Whaley Bridge author Gillian Mawson, fresh from publishing her story of the hundreds of children evacuated to Greater Manchester and the Peak District as the Germans invaded Guernsey is now researching the wider stories of the two world wars.
Next year sees the centenary of the start of World War I on 28 July1914. The following year is the 75th anniversary of the end of World War II in 1945. VE Day (Victory in Europe) was 8 May and VJ Day (Victory over Japan) was 14 August.
People in the High Peak are invited to help Gillian with their memories and memorabilia such as photos, medals, newspaper cuttings, letters. The results of her research will be added to those of a larger group, ‘Derbyshire Lives Through the World Wars’. This Arts Council-funded project is being conducted on behalf of Derbyshire County Council.

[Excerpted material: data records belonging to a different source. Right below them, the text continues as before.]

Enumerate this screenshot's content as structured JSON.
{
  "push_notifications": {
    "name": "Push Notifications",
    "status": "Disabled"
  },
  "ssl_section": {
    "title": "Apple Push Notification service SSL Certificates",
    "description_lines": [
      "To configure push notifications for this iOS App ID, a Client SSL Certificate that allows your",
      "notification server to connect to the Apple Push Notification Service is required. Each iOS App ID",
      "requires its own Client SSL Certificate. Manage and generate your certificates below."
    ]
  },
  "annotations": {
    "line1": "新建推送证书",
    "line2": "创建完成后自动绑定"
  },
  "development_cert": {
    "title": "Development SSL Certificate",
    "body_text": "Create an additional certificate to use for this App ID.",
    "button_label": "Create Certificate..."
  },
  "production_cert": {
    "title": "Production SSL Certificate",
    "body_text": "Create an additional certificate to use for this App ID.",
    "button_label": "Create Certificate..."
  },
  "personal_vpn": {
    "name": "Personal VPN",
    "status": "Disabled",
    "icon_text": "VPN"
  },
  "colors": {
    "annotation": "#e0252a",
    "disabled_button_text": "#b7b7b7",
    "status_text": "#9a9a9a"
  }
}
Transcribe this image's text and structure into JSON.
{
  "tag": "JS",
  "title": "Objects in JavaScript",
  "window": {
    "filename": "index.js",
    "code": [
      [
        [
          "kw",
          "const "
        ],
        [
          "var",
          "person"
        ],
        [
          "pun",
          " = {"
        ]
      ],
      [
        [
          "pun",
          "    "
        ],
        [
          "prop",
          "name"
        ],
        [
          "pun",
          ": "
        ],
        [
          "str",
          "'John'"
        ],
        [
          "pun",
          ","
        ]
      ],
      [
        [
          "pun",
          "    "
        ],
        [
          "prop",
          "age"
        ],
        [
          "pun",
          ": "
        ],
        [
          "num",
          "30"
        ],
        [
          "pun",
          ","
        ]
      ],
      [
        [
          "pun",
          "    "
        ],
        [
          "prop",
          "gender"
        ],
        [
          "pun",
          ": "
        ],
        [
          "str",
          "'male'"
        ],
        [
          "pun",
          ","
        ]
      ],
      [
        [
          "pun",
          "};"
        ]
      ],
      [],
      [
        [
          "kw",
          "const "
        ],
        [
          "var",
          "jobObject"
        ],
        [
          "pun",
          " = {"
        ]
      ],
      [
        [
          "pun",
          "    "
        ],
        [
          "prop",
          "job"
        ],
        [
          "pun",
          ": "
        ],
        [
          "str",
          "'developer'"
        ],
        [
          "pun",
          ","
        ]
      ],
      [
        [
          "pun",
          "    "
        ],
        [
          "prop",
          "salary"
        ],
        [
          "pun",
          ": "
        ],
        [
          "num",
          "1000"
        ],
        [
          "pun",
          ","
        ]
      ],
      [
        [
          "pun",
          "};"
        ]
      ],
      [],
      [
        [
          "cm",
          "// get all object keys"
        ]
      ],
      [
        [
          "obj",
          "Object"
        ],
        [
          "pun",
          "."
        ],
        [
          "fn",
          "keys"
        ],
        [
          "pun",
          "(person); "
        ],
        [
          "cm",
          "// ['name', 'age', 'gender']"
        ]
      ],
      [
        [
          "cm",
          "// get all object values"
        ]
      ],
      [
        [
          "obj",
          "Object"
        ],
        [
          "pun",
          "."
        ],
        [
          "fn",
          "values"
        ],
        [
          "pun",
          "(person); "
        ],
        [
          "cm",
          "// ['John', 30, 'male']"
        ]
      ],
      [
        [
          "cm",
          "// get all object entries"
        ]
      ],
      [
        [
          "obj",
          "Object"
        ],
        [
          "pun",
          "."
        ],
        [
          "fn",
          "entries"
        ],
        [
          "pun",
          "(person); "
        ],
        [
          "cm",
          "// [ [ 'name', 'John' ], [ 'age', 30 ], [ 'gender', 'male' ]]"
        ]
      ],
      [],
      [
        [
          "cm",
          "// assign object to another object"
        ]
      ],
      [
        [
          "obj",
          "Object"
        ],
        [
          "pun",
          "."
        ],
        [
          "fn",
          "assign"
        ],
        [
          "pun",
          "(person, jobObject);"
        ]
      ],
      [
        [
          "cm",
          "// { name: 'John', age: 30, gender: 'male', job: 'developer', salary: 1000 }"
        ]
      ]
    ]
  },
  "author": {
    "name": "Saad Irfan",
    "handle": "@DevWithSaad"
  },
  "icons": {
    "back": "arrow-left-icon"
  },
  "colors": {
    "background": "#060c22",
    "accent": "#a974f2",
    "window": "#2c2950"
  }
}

Gillian said: “I want to hear about the home front in Derbyshire, as well as the military exploits. How did life go on around here as the two greatest wars in our history changed things for ever.”
She is holding meet-the-people sessions in
- Whaley Bridge Library on Monday 11 March, 2.15pm-4pm
- New Mills Library on Thursday 14 March, 10am-12noon
- Chapel en le Frith Library on Thursday 14 March, 2-4pm
Gillian said: “Bring along any memorabilia you have from the two wars, but most of all bring your own stories of your family. There’s an endless list of aspects of life, from the military to the domestic, church to schools. Unfortunately, no-one alive can now remember World War I, the Great War, but many families will have their own history from then. Luckily, here are many people who remember the end of World War II, the greatest days in their lives.”
Here are some aspects of wartime life that may trigger memories or unearth family letters, documents, photos or memorabilia:
- Farming – this is a rural area. What difference did the wars make, did prisoners work on the farms, were crops changed, did the Women’s Land Army operate in our area?
- Industry – how did it change? Wasn’t here a Whaley Bridger mill said to have produced most of the bandages used in this country – did their output increase during the wars?
- Women at work – we know that the wars changed the lives of millions. What went on here?
- Family life – how did it change? What did it do for our diet?
- Hospitals – there were local ‘Red Cross hospitals’ around the area, including one at Newtown, New Mills. What other changes came?
- Prisoners of war – were there camps in this area? Were there stories of attempted escapes?
- School life – what was it like then, what did children do for the war effort?
- Churches – they dealt with personal grief in both wars. Some local victims of the wars are buried in St James’ churchyard, Taxal, in war graves. How else did church life change?
- Women and fund-raising – who remembers raising money to buy Spitfires?
- Dad’s Army – the Home Guard may be a joke on TV, but it was reality in World War II. How did it change everyday family life?
- Air raids and enemy activity that came very close. Occasional bombs were dropped after enemy raids on regional targets, including New Mills and Hayfield.
- Refugees, but also evacuees from London or Manchester came here, especially in World War II. How did that change local communities?
- Who were the heroes locally and how did communities learn about their heroism?
Invitation to local groups: Are you planning to mark the three major dates in the two wars. Send information to firstname.lastname@example.org or leave a message on 01663 732963 before 5pm. The ‘Derbyshire Lives Through the Wars’ project site is at http://derbyshirelives.wordpress.com/